FOLLOWING a meeting of the Organsation against Urban Tolling Alliance’s (Outa) legal teams with the Deputy Judge President recently in the North Gauteng High Court, the date of November 26 has been set down for the full review hearing of the e-tolling case to take place.
The South African National Roads Agency Limited’s (Sanral) plan to subject the citizens of SA to an elaborate and expensive e-tolling process to pay for the Gauteng Freeway Improvement Project (GFIP) in April was met with fierce opposition by the public. Outa, an alliance of business and public participants was successful in halting the launch of e-tolling in Gauteng on April 28, just days before its planned launch on April 30, pending a full review of the decision to toll these routes.
The merits of the organisation’s case is structured around the unreasonableness of the high costs involved, along with the irrationality of the plan combined with a number of legislative and procedural transgressions by Sanral and the government departments of transport and environmental Affairs.
Despite the fact that the national treasury department is appealing the interdict in the Constitutional Court this week, should it be overturned, this may only allow the interdict to be set aside and for tolling to commence until such time as the review is heard. It is ultimately this review of Sanral’s plan to toll the GFIP which is the main matter which Outa requires to be heard in the High Court, following its successful temporary interdict.
Outa filed its supplementary affidavit (Part B of the application) in mid-July and now awaits the respondents answering affidavits to be served by September 17. Outa will produce its replying affidavit by October 1 in time for the heads of argument to be filed in the high court by October 22, giving the judge time to prepare for the hearing, which will commence on November 26.
Outa has stated that it still requires considerable funding for the court battle and urges citizens and businesses in SA to participate by contributing towards the legal costs of this case.
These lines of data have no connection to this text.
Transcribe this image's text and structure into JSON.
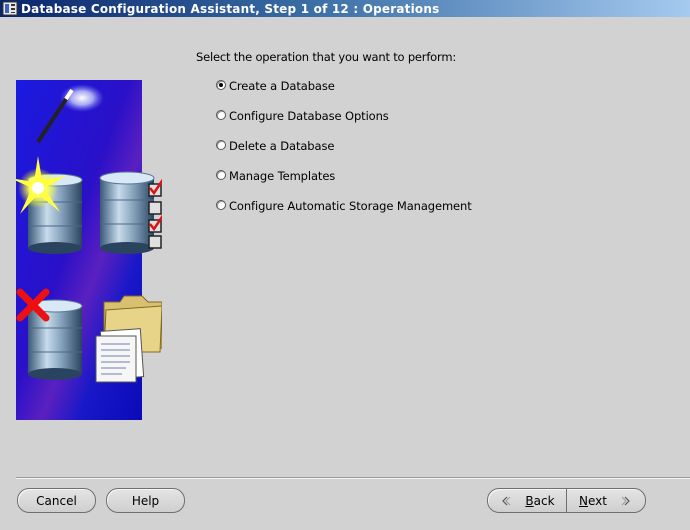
{
  "window": {
    "title": "Database Configuration Assistant, Step 1 of 12 : Operations",
    "icon": "database-app-icon"
  },
  "main": {
    "prompt": "Select the operation that you want to perform:",
    "selected_index": 0,
    "options": [
      {
        "label": "Create a Database",
        "checked": true
      },
      {
        "label": "Configure Database Options",
        "checked": false
      },
      {
        "label": "Delete a Database",
        "checked": false
      },
      {
        "label": "Manage Templates",
        "checked": false
      },
      {
        "label": "Configure Automatic Storage Management",
        "checked": false
      }
    ]
  },
  "illustration": {
    "icons": [
      "magic-wand-icon",
      "sparkle-icon",
      "database-cylinder-icon",
      "checklist-icon",
      "red-x-icon",
      "folder-documents-icon"
    ]
  },
  "footer": {
    "cancel": {
      "label": "Cancel"
    },
    "help": {
      "label": "Help"
    },
    "back": {
      "label": "Back",
      "mnemonic": "B",
      "icon": "chevron-left-icon"
    },
    "next": {
      "label": "Next",
      "mnemonic": "N",
      "icon": "chevron-right-icon"
    }
  },
  "colors": {
    "background": "#d2d2d2",
    "titlebar_start": "#0a246a",
    "titlebar_end": "#a6caf0",
    "illustration_bg": "#0000c8",
    "check_red": "#e01010"
  }
}
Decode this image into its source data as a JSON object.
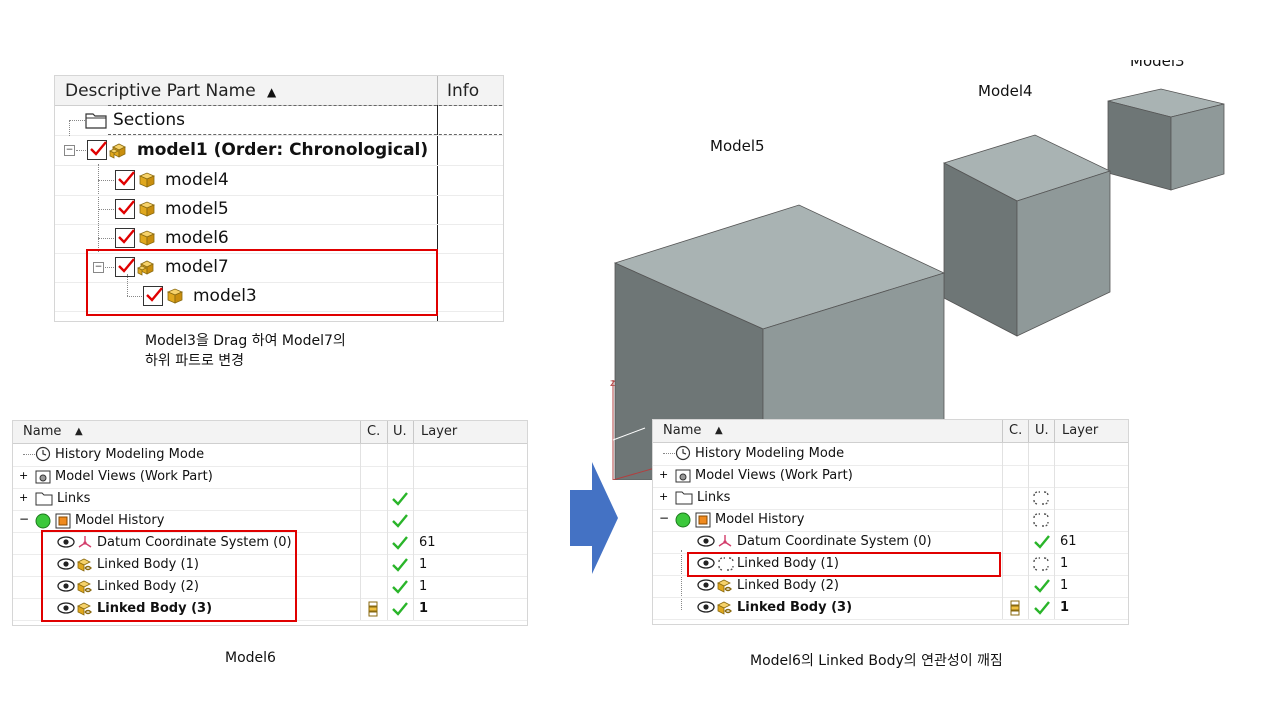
{
  "part_navigator": {
    "header": {
      "col_name": "Descriptive Part Name",
      "col_info": "Info"
    },
    "rows": [
      {
        "label": "Sections"
      },
      {
        "label": "model1 (Order: Chronological)"
      },
      {
        "label": "model4"
      },
      {
        "label": "model5"
      },
      {
        "label": "model6"
      },
      {
        "label": "model7"
      },
      {
        "label": "model3"
      }
    ],
    "caption_line1": "Model3을 Drag 하여 Model7의",
    "caption_line2": "하위 파트로 변경"
  },
  "model_nav_left": {
    "header": {
      "name": "Name",
      "c": "C.",
      "u": "U.",
      "layer": "Layer"
    },
    "rows": [
      {
        "label": "History Modeling Mode",
        "layer": ""
      },
      {
        "label": "Model Views (Work Part)",
        "layer": ""
      },
      {
        "label": "Links",
        "layer": ""
      },
      {
        "label": "Model History",
        "layer": ""
      },
      {
        "label": "Datum Coordinate System (0)",
        "layer": "61"
      },
      {
        "label": "Linked Body (1)",
        "layer": "1"
      },
      {
        "label": "Linked Body (2)",
        "layer": "1"
      },
      {
        "label": "Linked Body (3)",
        "layer": "1"
      }
    ],
    "caption": "Model6"
  },
  "model_nav_right": {
    "header": {
      "name": "Name",
      "c": "C.",
      "u": "U.",
      "layer": "Layer"
    },
    "rows": [
      {
        "label": "History Modeling Mode",
        "layer": ""
      },
      {
        "label": "Model Views (Work Part)",
        "layer": ""
      },
      {
        "label": "Links",
        "layer": ""
      },
      {
        "label": "Model History",
        "layer": ""
      },
      {
        "label": "Datum Coordinate System (0)",
        "layer": "61"
      },
      {
        "label": "Linked Body (1)",
        "layer": "1"
      },
      {
        "label": "Linked Body (2)",
        "layer": "1"
      },
      {
        "label": "Linked Body (3)",
        "layer": "1"
      }
    ],
    "caption": "Model6의 Linked Body의 연관성이 깨짐"
  },
  "scene": {
    "label_model5": "Model5",
    "label_model4": "Model4",
    "label_model3": "Model3"
  },
  "colors": {
    "highlight_red": "#e00000",
    "arrow_blue": "#4472c4",
    "cube_top": "#a9b3b3",
    "cube_left": "#6e7676",
    "cube_right": "#8f9999",
    "check_green": "#2ab52a"
  }
}
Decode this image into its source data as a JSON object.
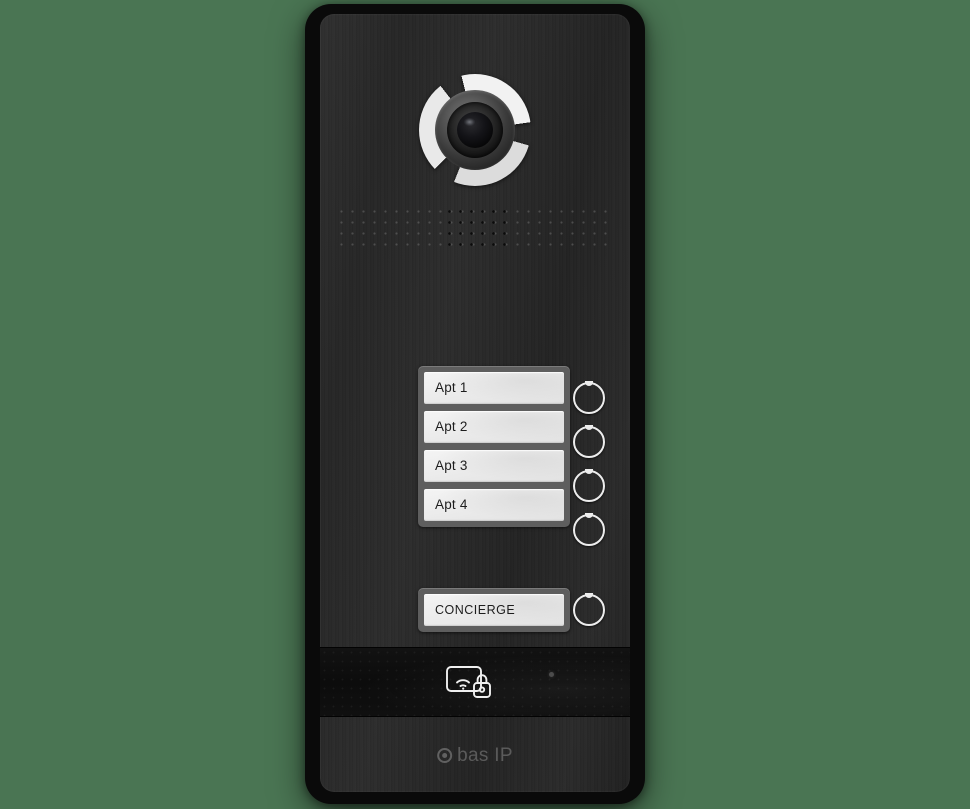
{
  "scene": {
    "device_name": "BAS-IP multi-apartment video door station",
    "background_color": "#4a7553",
    "panel_color": "#282828"
  },
  "camera": {
    "icon": "camera-lens-icon",
    "ring_color": "#eeeeee",
    "lens_color": "#0b0b0b"
  },
  "speaker": {
    "icon": "speaker-grille-icon"
  },
  "call_buttons": [
    {
      "label": "Apt 1",
      "button_icon": "call-ring-button-icon"
    },
    {
      "label": "Apt 2",
      "button_icon": "call-ring-button-icon"
    },
    {
      "label": "Apt 3",
      "button_icon": "call-ring-button-icon"
    },
    {
      "label": "Apt 4",
      "button_icon": "call-ring-button-icon"
    }
  ],
  "concierge": {
    "label": "CONCIERGE",
    "button_icon": "call-ring-button-icon"
  },
  "reader": {
    "icon": "rfid-card-lock-icon",
    "icon_color": "#f0f0f0",
    "led_icon": "status-led-icon",
    "led_color": "#4c4c4c",
    "panel_color": "#0e0e0e"
  },
  "brand": {
    "logo_mark_icon": "bas-ip-target-logo-icon",
    "name": "bas IP",
    "color": "#8f8f8f"
  }
}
After all, just think how much money the interdict has already saved both you and your company up until now.